I am going to tell this story the only way I know how, unfortunately that way means it is going to be rather twisted and jumbled. I need to tell you two separate stories before I can fully explain the main topic: revealing my method for beating self harm and becoming self harm free for... Five years so far? I think. I try not to count, that's part of my method. The "I've been self harm free for 30 days" feeling is great, but the "I broke my streak what's the point now" feeling can be pretty devastating, so I don't count streaks.
First, I'd like to tell you about a Japanese legend. It is said that if you fold a thousand paper cranes, you can make a wish and the wish will come true. But there is actually a scientific basis for these wishes coming true, and it's absolutely shocking how it works! It's basically... meditation. Instead of sitting quietly doing nothing while focusing on your wish, you do a simple (once you've got the hang of it) repetitive motion, and each movement reinforces your total goal. Focusing on your goal like this will literally re-wire your brain (google 'neuroplasticity' I can't go over the entire thing here). For example, say you wanted to wish for £5,000. After five hours of folding paper cranes and thinking about what you need that money for, buying the newest shiny whatever the heck off of TikTok is going to look less appealing.
The second story is the story of how I quit smoking. I started smoking at the age of twelve, yes I was a problem child. Like most people who have been smoking for some time, it's near impossible to just 'stop', but not necessarily because of the nicotine. They do make nicotine gum, but honestly I just went with regular sugar free--it was the need to do something for 3-5 minutes every hour or two, and taking a few minutes to blow bubbles worked for me. Now, we're going to talk about neuroplasticity again, so I hope you googled it earlier. What fires together, wires together. Within two weeks, your brain starts to struggle to distinguish between 'need a cigarette' and 'need some gum'. Eventually, the distinction becomes meaningless.
So, on to the main event. My method for stopping self-harm is a simple, one step process that makes use of both of those concepts. Whenever you want to hurt yourself, fold a paper crane. That's it, mic drop, send tweet. However, there are a couple of things that you need to intentionally not do--when I say that that's the only step, I mean that is the ONLY step, so you need to drop the other 'steps' you've heard elsewhere, like "count how many days you've been SH-free and treat yourself like a failure and a piece of 💩 every time you reset your count". That's just one example, but by far it's the most "popular" extra step. Cease. Your only step is to fold a crane when you feel the urge.
But, you ask, what if that doesn't curb the urge? What if I finish folding my crane and then go back to my SH of choice?
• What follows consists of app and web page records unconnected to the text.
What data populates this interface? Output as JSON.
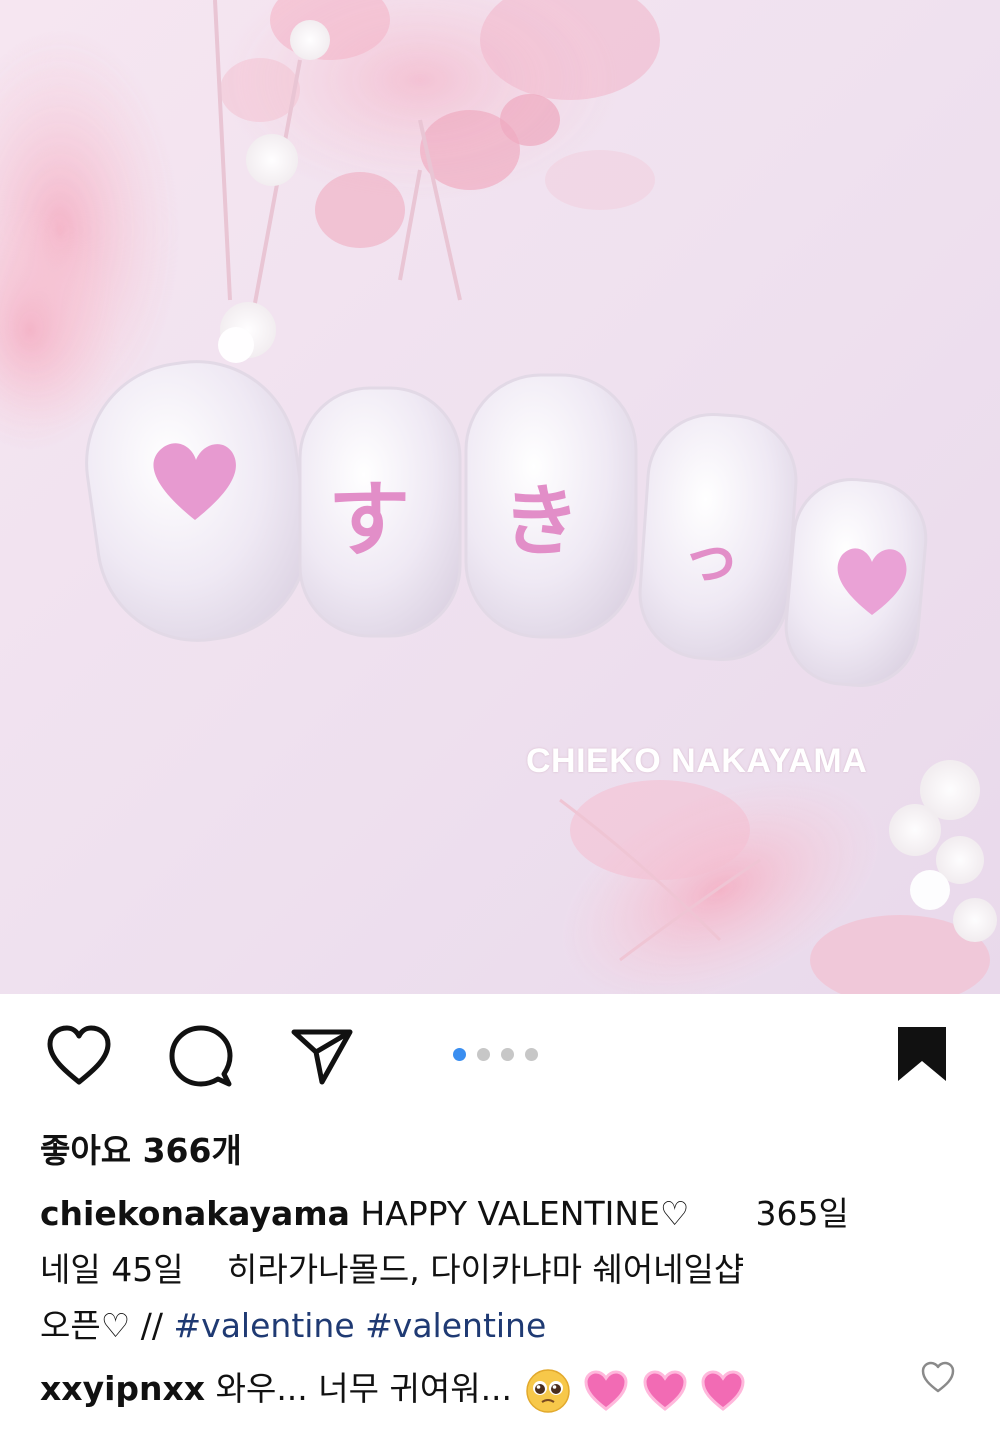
{
  "post": {
    "watermark": "CHIEKO NAKAYAMA",
    "carousel": {
      "count": 4,
      "active_index": 0
    },
    "likes_text": "좋아요 366개",
    "caption": {
      "username": "chiekonakayama",
      "line1_text": "HAPPY VALENTINE♡　　365일",
      "line2_text": "네일 45일　 히라가나몰드, 다이카냐마 쉐어네일샵",
      "line3_text": "오픈♡ //",
      "hashtags": [
        "#valentine",
        "#valentine"
      ]
    },
    "comment": {
      "username": "xxyipnxx",
      "text": "와우... 너무 귀여워..."
    }
  },
  "icons": {
    "like": "heart-outline-icon",
    "comment": "speech-bubble-icon",
    "share": "paper-plane-icon",
    "save": "bookmark-filled-icon",
    "comment_like": "heart-outline-icon"
  },
  "colors": {
    "hashtag": "#1f3a73",
    "carousel_active": "#3a8ef0",
    "carousel_inactive": "#c7c7c7",
    "photo_background": "#f1e3ee",
    "nail_decoration": "#e79ad0"
  }
}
This goes against literally everything we've ever been told about how to beat SH, but the answer is, "nothing". If folding a crane doesn't curb the urge, then you are still "feeling the urge", so fold another crane. If the urge is too strong and you leave your folding to go hurt yourself, then perform any necessary first aid, and then fold one more crane to put the incident behind yourself. No beating yourself up, no losing your 30-day chip, nothing. Be at peace, as much as you can, be at peace through this process. It's going to take time to break your mind's dependence on SH, the odds of being able to wake up one day and just go "nah, I'm done" and stop are astronomically not in your favour (although more power to the people who can do it)!
I have not tracked how long I've been "SH-free". The only reason I can narrow it down to a year and maybe month (2015, Jan/Feb) is because I know that the last time I hurt myself was because of stress due to being homeless, and I moved into my current home in late February, 2015. If it hadn't been tied to that notable event, I doubt I'd have a clue when it was. But even taking it at the latest, from 28th February 2015 to 4th April 2022, I dare say that's an impressive stretch. It's far enough that I do describe myself as having 'recovered' from self harm, I don't feel the urge very much at all, not even once a month on average (it got a little tense while splitting from my abusive ex, but I made it through)! You can also tell that I hadn't actually done the maths on how long it's been in the first paragraph. I could edit it, but I'd rather leave it as a window into how little I think of tracking the time.
Good posts end with a powerful closing paragraph, and a thought-provoking final line. This must not be a good post.